If we apply $F=ma$, there is no net force and as such there is no acceleration in the center of mass. But due to the friction acting, there is a torque which gives rise to an angular acceleration of the object ($τ=Iα$) and as a result you can find a tangential acceleration on the object. How come the same object has two different accelerations? Is there something I've missed or done wrong? Please explain how the object would move or not move.
Based on your free body diagram, yes, the center of mass would not experience any acceleration, but the object would rotate about the center due to the torque from force $f$.
However, based on what you have drawn, perhaps you have misunderstood how the forces are at work here. It looks like to me that you have a ball, (or disk, etc.) that is on an incline. Perhaps there is some string attached to its center to prevent the ball from rolling down the incline. Therefore, it looks like to me that $F$ is the component of the ball's weight along the incline, $f$ is a frictional force, and $F'$ is the tension in the string.
Now, if this is the right scenario, then in your case $f$ would actually be $0$. $F'$ would exactly balance out $F$, and there would be no acceleration and no rotation. Remember, static friction only opposes relative motion. If the string is holding the ball in place, then there is no impending relative motion, so $f=0$.
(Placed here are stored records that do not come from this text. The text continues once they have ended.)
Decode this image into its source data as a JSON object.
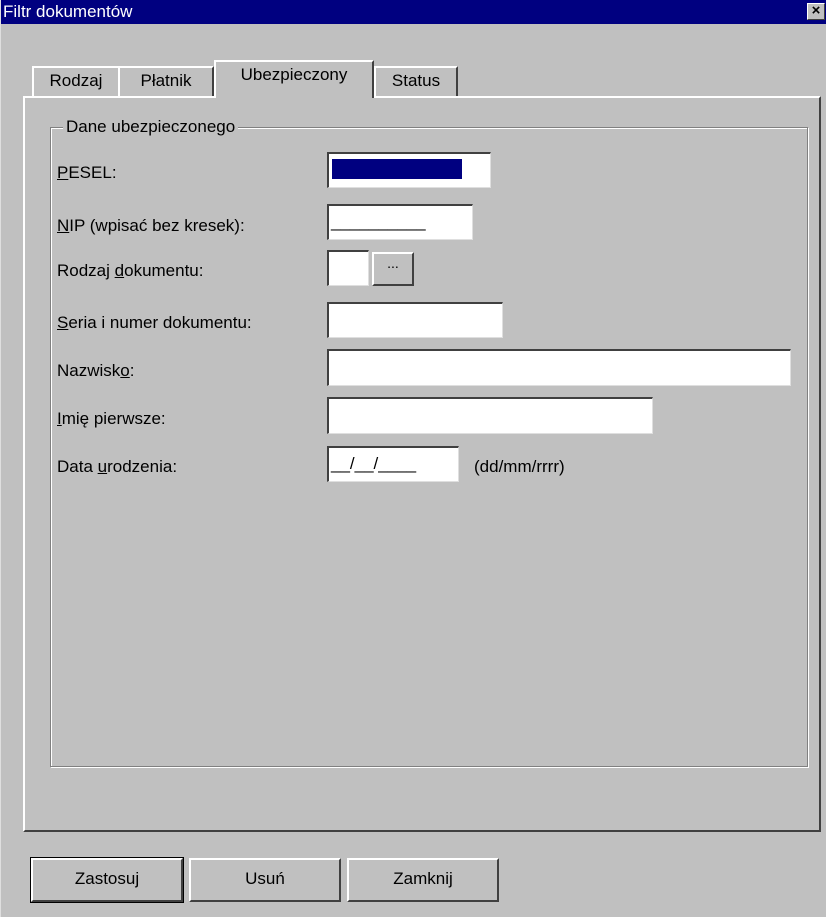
{
  "window": {
    "title": "Filtr dokumentów",
    "close_icon": "close-icon"
  },
  "tabs": [
    {
      "label": "Rodzaj",
      "active": false
    },
    {
      "label": "Płatnik",
      "active": false
    },
    {
      "label": "Ubezpieczony",
      "active": true
    },
    {
      "label": "Status",
      "active": false
    }
  ],
  "group": {
    "title": "Dane ubezpieczonego"
  },
  "fields": {
    "pesel": {
      "label_mnemonic": "P",
      "label_rest": "ESEL:",
      "value": ""
    },
    "nip": {
      "label_mnemonic": "N",
      "label_rest": "IP (wpisać bez kresek):",
      "value": "__________"
    },
    "doc_type": {
      "label_pre": "Rodzaj ",
      "label_mnemonic": "d",
      "label_post": "okumentu:",
      "value": "",
      "browse_label": "..."
    },
    "doc_number": {
      "label_mnemonic": "S",
      "label_rest": "eria i numer dokumentu:",
      "value": ""
    },
    "surname": {
      "label_pre": "Nazwisk",
      "label_mnemonic": "o",
      "label_post": ":",
      "value": ""
    },
    "first_name": {
      "label_mnemonic": "I",
      "label_rest": "mię pierwsze:",
      "value": ""
    },
    "birth_date": {
      "label_pre": "Data ",
      "label_mnemonic": "u",
      "label_post": "rodzenia:",
      "value": "__/__/____",
      "format_hint": "(dd/mm/rrrr)"
    }
  },
  "buttons": {
    "apply": "Zastosuj",
    "delete": "Usuń",
    "close": "Zamknij"
  },
  "colors": {
    "face": "#c0c0c0",
    "titlebar": "#000080",
    "selection": "#000080"
  }
}
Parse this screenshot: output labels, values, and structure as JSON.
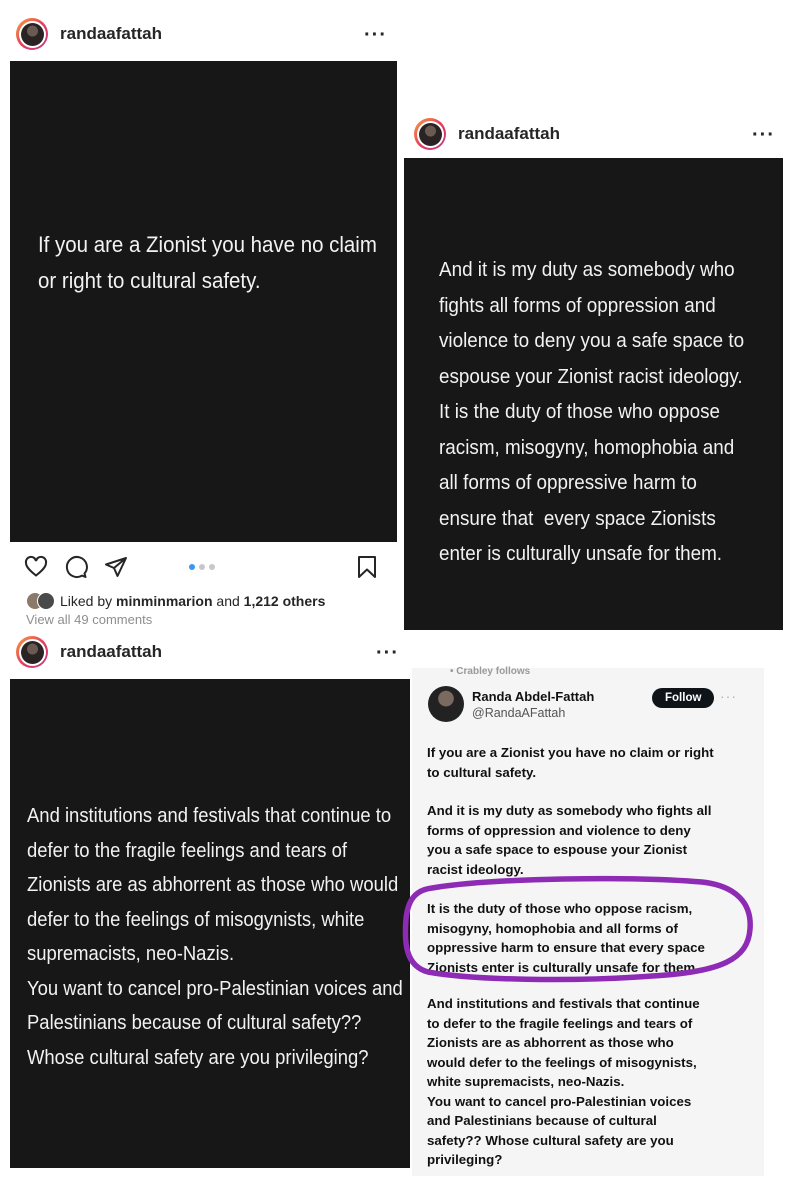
{
  "post1": {
    "username": "randaafattah",
    "more_icon": "more-horizontal-icon",
    "text_lines": [
      "If you are a Zionist you have no claim",
      "or right to cultural safety."
    ],
    "liked_prefix": "Liked by ",
    "liked_user": "minminmarion",
    "liked_middle": " and ",
    "liked_count": "1,212 others",
    "view_comments": "View all 49 comments"
  },
  "post2": {
    "username": "randaafattah",
    "text_lines": [
      "And it is my duty as somebody who",
      "fights all forms of oppression and",
      "violence to deny you a safe space to",
      "espouse your Zionist racist ideology.",
      "It is the duty of those who oppose",
      "racism, misogyny, homophobia and",
      "all forms of oppressive harm to",
      "ensure that  every space Zionists",
      "enter is culturally unsafe for them."
    ]
  },
  "post3": {
    "username": "randaafattah",
    "text_lines": [
      "And institutions and festivals that continue to",
      "defer to the fragile feelings and tears of",
      "Zionists are as abhorrent as those who would",
      "defer to the feelings of misogynists, white",
      "supremacists, neo-Nazis.",
      "You want to cancel pro-Palestinian voices and",
      "Palestinians because of cultural safety??",
      "Whose cultural safety are you privileging?"
    ]
  },
  "tweet": {
    "context_line": "• Crabley follows",
    "name": "Randa Abdel-Fattah",
    "handle": "@RandaAFattah",
    "follow_label": "Follow",
    "highlight_color": "#8e2bb5",
    "para1": [
      "If you are a Zionist you have no claim or right",
      "to cultural safety."
    ],
    "para2": [
      "And it is my duty as somebody who fights all",
      "forms of oppression and violence to deny",
      "you a safe space to espouse your Zionist",
      "racist ideology."
    ],
    "para3": [
      "It is the duty of those who oppose racism,",
      "misogyny, homophobia and all forms of",
      "oppressive harm to ensure that every space",
      "Zionists enter is culturally unsafe for them."
    ],
    "para4": [
      "And institutions and festivals that continue",
      "to defer to the fragile feelings and tears of",
      "Zionists are as abhorrent as those who",
      "would defer to the feelings of misogynists,",
      "white supremacists, neo-Nazis.",
      "You want to cancel pro-Palestinian voices",
      "and Palestinians because of cultural",
      "safety?? Whose cultural safety are you",
      "privileging?"
    ]
  }
}
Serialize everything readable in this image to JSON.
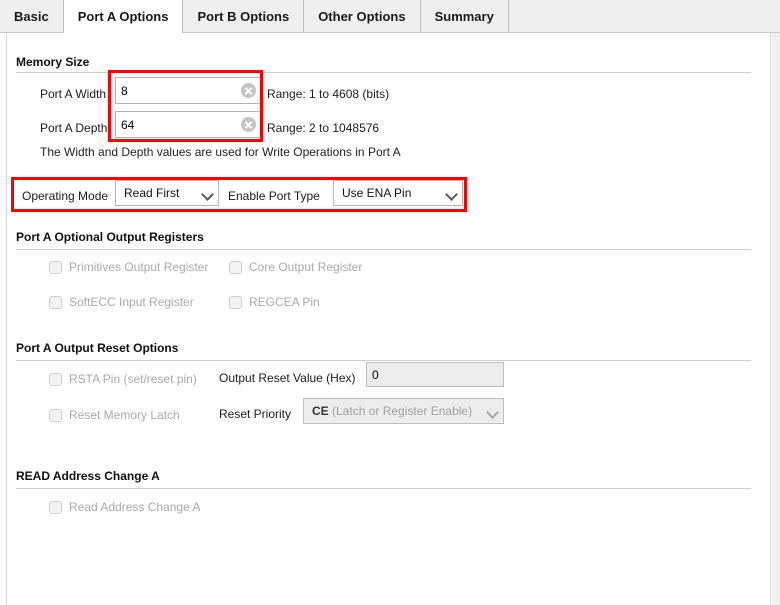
{
  "window": {
    "title": "Port A Options"
  },
  "tabs": [
    {
      "id": "basic",
      "label": "Basic",
      "active": false
    },
    {
      "id": "port-a",
      "label": "Port A Options",
      "active": true
    },
    {
      "id": "port-b",
      "label": "Port B Options",
      "active": false
    },
    {
      "id": "other",
      "label": "Other Options",
      "active": false
    },
    {
      "id": "summary",
      "label": "Summary",
      "active": false
    }
  ],
  "sections": {
    "memory_size": {
      "heading": "Memory Size",
      "port_a_width": {
        "label": "Port A Width",
        "value": "8",
        "range_text": "Range: 1 to 4608 (bits)",
        "clear_icon": "clear-circle-icon"
      },
      "port_a_depth": {
        "label": "Port A Depth",
        "value": "64",
        "range_text": "Range: 2 to 1048576",
        "clear_icon": "clear-circle-icon"
      },
      "note": "The Width and Depth values are used for Write Operations in Port A"
    },
    "mode_row": {
      "operating_mode": {
        "label": "Operating Mode",
        "value": "Read First",
        "caret_icon": "chevron-down-icon"
      },
      "enable_port_type": {
        "label": "Enable Port Type",
        "value": "Use ENA Pin",
        "caret_icon": "chevron-down-icon"
      }
    },
    "optional_output_registers": {
      "heading": "Port A Optional Output Registers",
      "checkboxes": [
        {
          "id": "primitives-output-register",
          "label": "Primitives Output Register",
          "checked": false,
          "enabled": false
        },
        {
          "id": "core-output-register",
          "label": "Core Output Register",
          "checked": false,
          "enabled": false
        },
        {
          "id": "softecc-input-register",
          "label": "SoftECC Input Register",
          "checked": false,
          "enabled": false
        },
        {
          "id": "regcea-pin",
          "label": "REGCEA Pin",
          "checked": false,
          "enabled": false
        }
      ]
    },
    "output_reset_options": {
      "heading": "Port A Output Reset Options",
      "checkboxes": [
        {
          "id": "rsta-pin",
          "label": "RSTA Pin (set/reset pin)",
          "checked": false,
          "enabled": false
        },
        {
          "id": "reset-memory-latch",
          "label": "Reset Memory Latch",
          "checked": false,
          "enabled": false
        }
      ],
      "output_reset_value": {
        "label": "Output Reset Value (Hex)",
        "value": "0"
      },
      "reset_priority": {
        "label": "Reset Priority",
        "value_strong": "CE",
        "value_weak": "(Latch or Register Enable)",
        "caret_icon": "chevron-down-icon"
      }
    },
    "read_address_change": {
      "heading": "READ Address Change A",
      "checkbox": {
        "id": "read-address-change-a",
        "label": "Read Address Change A",
        "checked": false,
        "enabled": false
      }
    }
  },
  "annotations": [
    {
      "id": "memory-size-fields-highlight",
      "color": "#ff0000"
    },
    {
      "id": "operating-mode-row-highlight",
      "color": "#ff0000"
    }
  ]
}
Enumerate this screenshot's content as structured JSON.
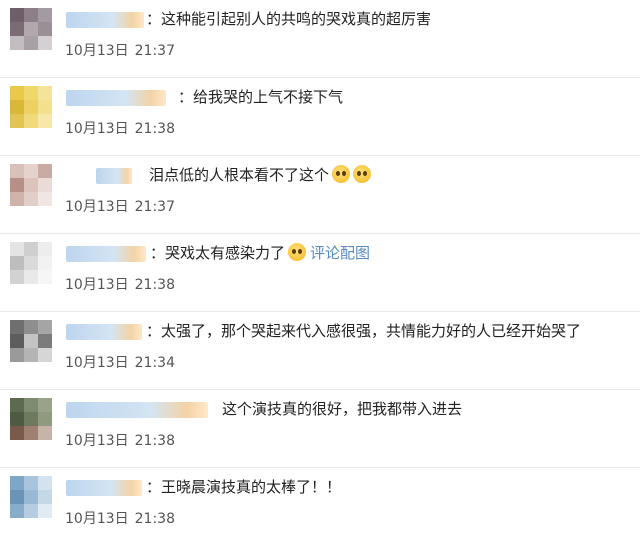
{
  "comments": [
    {
      "text": "：这种能引起别人的共鸣的哭戏真的超厉害",
      "date": "10月13日",
      "time": "21:37",
      "emojis": 0,
      "link": ""
    },
    {
      "text": "：给我哭的上气不接下气",
      "date": "10月13日",
      "time": "21:38",
      "emojis": 0,
      "link": ""
    },
    {
      "text": "泪点低的人根本看不了这个",
      "date": "10月13日",
      "time": "21:37",
      "emojis": 2,
      "link": ""
    },
    {
      "text": "：哭戏太有感染力了",
      "date": "10月13日",
      "time": "21:38",
      "emojis": 1,
      "link": "评论配图"
    },
    {
      "text": "：太强了，那个哭起来代入感很强，共情能力好的人已经开始哭了",
      "date": "10月13日",
      "time": "21:34",
      "emojis": 0,
      "link": ""
    },
    {
      "text": "这个演技真的很好，把我都带入进去",
      "date": "10月13日",
      "time": "21:38",
      "emojis": 0,
      "link": ""
    },
    {
      "text": "：王晓晨演技真的太棒了！！",
      "date": "10月13日",
      "time": "21:38",
      "emojis": 0,
      "link": ""
    }
  ],
  "icons": {
    "emoji": "crying-face-emoji",
    "avatar": "blurred-avatar"
  },
  "colors": {
    "link": "#5a8bc4",
    "divider": "#e8e8e8",
    "meta": "#555555"
  }
}
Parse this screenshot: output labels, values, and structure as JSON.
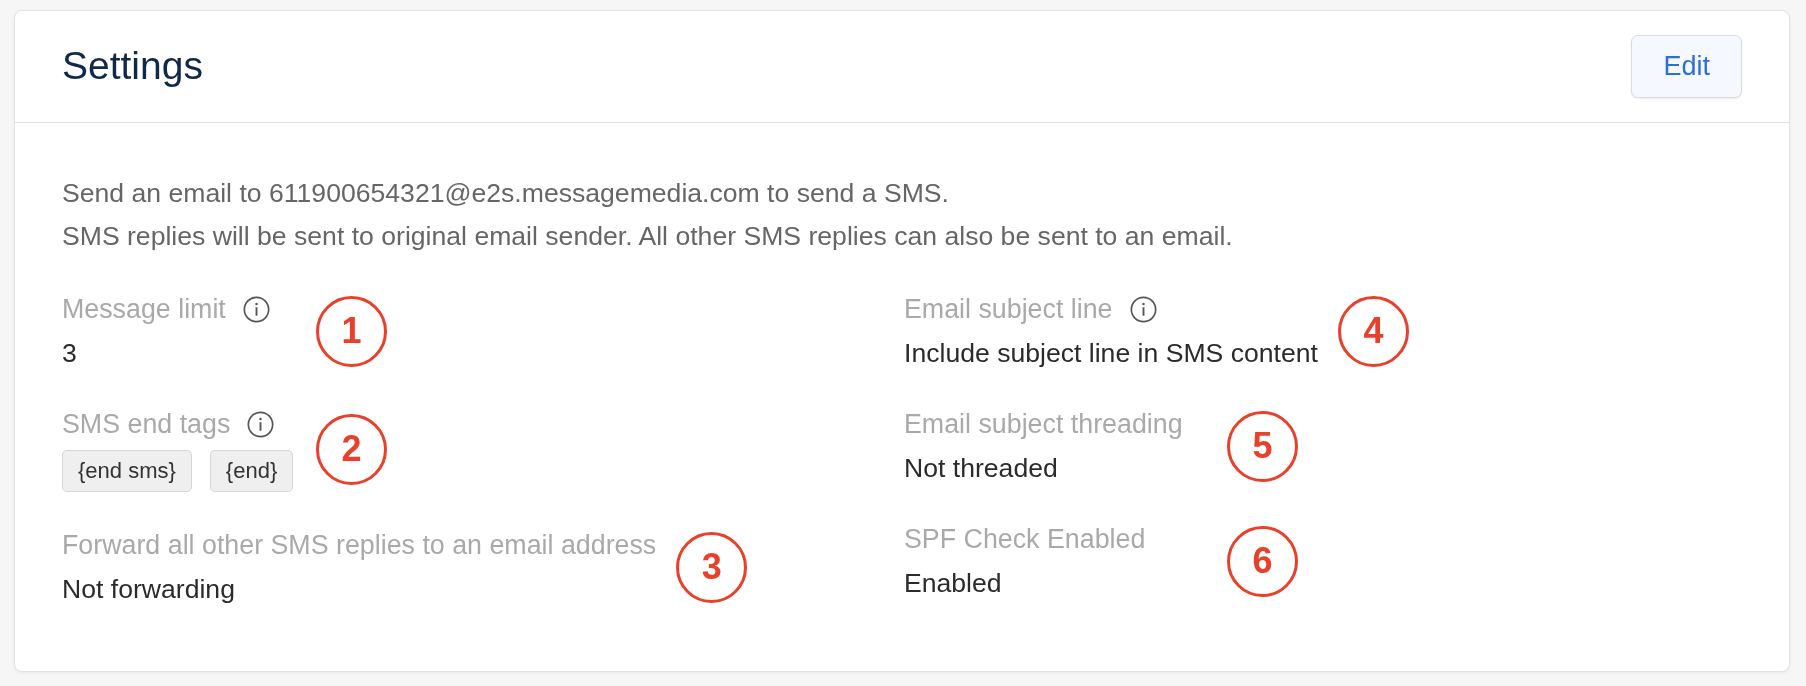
{
  "card": {
    "title": "Settings",
    "edit_button": "Edit"
  },
  "description": [
    "Send an email to 611900654321@e2s.messagemedia.com to send a SMS.",
    "SMS replies will be sent to original email sender. All other SMS replies can also be sent to an email."
  ],
  "columns": [
    {
      "settings": [
        {
          "label": "Message limit",
          "info": true,
          "kind": "text",
          "value": "3",
          "annotation": "1"
        },
        {
          "label": "SMS end tags",
          "info": true,
          "kind": "tags",
          "tags": [
            "{end sms}",
            "{end}"
          ],
          "annotation": "2"
        },
        {
          "label": "Forward all other SMS replies to an email address",
          "info": false,
          "kind": "text",
          "value": "Not forwarding",
          "annotation": "3"
        }
      ]
    },
    {
      "settings": [
        {
          "label": "Email subject line",
          "info": true,
          "kind": "text",
          "value": "Include subject line in SMS content",
          "annotation": "4"
        },
        {
          "label": "Email subject threading",
          "info": false,
          "kind": "text",
          "value": "Not threaded",
          "annotation": "5"
        },
        {
          "label": "SPF Check Enabled",
          "info": false,
          "kind": "text",
          "value": "Enabled",
          "annotation": "6"
        }
      ]
    }
  ]
}
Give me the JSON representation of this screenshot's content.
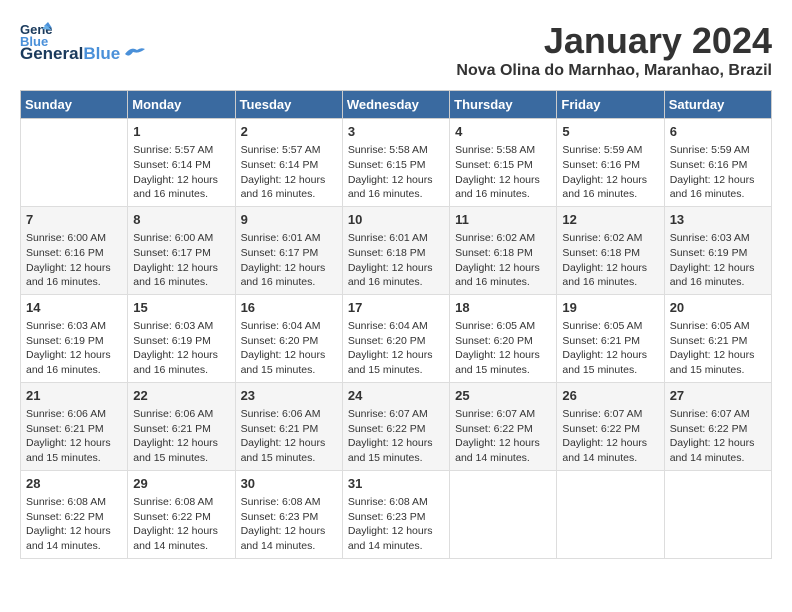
{
  "header": {
    "logo_general": "General",
    "logo_blue": "Blue",
    "month": "January 2024",
    "location": "Nova Olina do Marnhao, Maranhao, Brazil"
  },
  "weekdays": [
    "Sunday",
    "Monday",
    "Tuesday",
    "Wednesday",
    "Thursday",
    "Friday",
    "Saturday"
  ],
  "weeks": [
    [
      {
        "day": "",
        "info": ""
      },
      {
        "day": "1",
        "info": "Sunrise: 5:57 AM\nSunset: 6:14 PM\nDaylight: 12 hours and 16 minutes."
      },
      {
        "day": "2",
        "info": "Sunrise: 5:57 AM\nSunset: 6:14 PM\nDaylight: 12 hours and 16 minutes."
      },
      {
        "day": "3",
        "info": "Sunrise: 5:58 AM\nSunset: 6:15 PM\nDaylight: 12 hours and 16 minutes."
      },
      {
        "day": "4",
        "info": "Sunrise: 5:58 AM\nSunset: 6:15 PM\nDaylight: 12 hours and 16 minutes."
      },
      {
        "day": "5",
        "info": "Sunrise: 5:59 AM\nSunset: 6:16 PM\nDaylight: 12 hours and 16 minutes."
      },
      {
        "day": "6",
        "info": "Sunrise: 5:59 AM\nSunset: 6:16 PM\nDaylight: 12 hours and 16 minutes."
      }
    ],
    [
      {
        "day": "7",
        "info": "Sunrise: 6:00 AM\nSunset: 6:16 PM\nDaylight: 12 hours and 16 minutes."
      },
      {
        "day": "8",
        "info": "Sunrise: 6:00 AM\nSunset: 6:17 PM\nDaylight: 12 hours and 16 minutes."
      },
      {
        "day": "9",
        "info": "Sunrise: 6:01 AM\nSunset: 6:17 PM\nDaylight: 12 hours and 16 minutes."
      },
      {
        "day": "10",
        "info": "Sunrise: 6:01 AM\nSunset: 6:18 PM\nDaylight: 12 hours and 16 minutes."
      },
      {
        "day": "11",
        "info": "Sunrise: 6:02 AM\nSunset: 6:18 PM\nDaylight: 12 hours and 16 minutes."
      },
      {
        "day": "12",
        "info": "Sunrise: 6:02 AM\nSunset: 6:18 PM\nDaylight: 12 hours and 16 minutes."
      },
      {
        "day": "13",
        "info": "Sunrise: 6:03 AM\nSunset: 6:19 PM\nDaylight: 12 hours and 16 minutes."
      }
    ],
    [
      {
        "day": "14",
        "info": "Sunrise: 6:03 AM\nSunset: 6:19 PM\nDaylight: 12 hours and 16 minutes."
      },
      {
        "day": "15",
        "info": "Sunrise: 6:03 AM\nSunset: 6:19 PM\nDaylight: 12 hours and 16 minutes."
      },
      {
        "day": "16",
        "info": "Sunrise: 6:04 AM\nSunset: 6:20 PM\nDaylight: 12 hours and 15 minutes."
      },
      {
        "day": "17",
        "info": "Sunrise: 6:04 AM\nSunset: 6:20 PM\nDaylight: 12 hours and 15 minutes."
      },
      {
        "day": "18",
        "info": "Sunrise: 6:05 AM\nSunset: 6:20 PM\nDaylight: 12 hours and 15 minutes."
      },
      {
        "day": "19",
        "info": "Sunrise: 6:05 AM\nSunset: 6:21 PM\nDaylight: 12 hours and 15 minutes."
      },
      {
        "day": "20",
        "info": "Sunrise: 6:05 AM\nSunset: 6:21 PM\nDaylight: 12 hours and 15 minutes."
      }
    ],
    [
      {
        "day": "21",
        "info": "Sunrise: 6:06 AM\nSunset: 6:21 PM\nDaylight: 12 hours and 15 minutes."
      },
      {
        "day": "22",
        "info": "Sunrise: 6:06 AM\nSunset: 6:21 PM\nDaylight: 12 hours and 15 minutes."
      },
      {
        "day": "23",
        "info": "Sunrise: 6:06 AM\nSunset: 6:21 PM\nDaylight: 12 hours and 15 minutes."
      },
      {
        "day": "24",
        "info": "Sunrise: 6:07 AM\nSunset: 6:22 PM\nDaylight: 12 hours and 15 minutes."
      },
      {
        "day": "25",
        "info": "Sunrise: 6:07 AM\nSunset: 6:22 PM\nDaylight: 12 hours and 14 minutes."
      },
      {
        "day": "26",
        "info": "Sunrise: 6:07 AM\nSunset: 6:22 PM\nDaylight: 12 hours and 14 minutes."
      },
      {
        "day": "27",
        "info": "Sunrise: 6:07 AM\nSunset: 6:22 PM\nDaylight: 12 hours and 14 minutes."
      }
    ],
    [
      {
        "day": "28",
        "info": "Sunrise: 6:08 AM\nSunset: 6:22 PM\nDaylight: 12 hours and 14 minutes."
      },
      {
        "day": "29",
        "info": "Sunrise: 6:08 AM\nSunset: 6:22 PM\nDaylight: 12 hours and 14 minutes."
      },
      {
        "day": "30",
        "info": "Sunrise: 6:08 AM\nSunset: 6:23 PM\nDaylight: 12 hours and 14 minutes."
      },
      {
        "day": "31",
        "info": "Sunrise: 6:08 AM\nSunset: 6:23 PM\nDaylight: 12 hours and 14 minutes."
      },
      {
        "day": "",
        "info": ""
      },
      {
        "day": "",
        "info": ""
      },
      {
        "day": "",
        "info": ""
      }
    ]
  ]
}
Of course I could be wrong. Maybe $f$ is static friction, but the incline has a conveyor belt on it so that $f\neq0$. Or maybe there is come other mechanism that is actually pulling on the ball on the incline.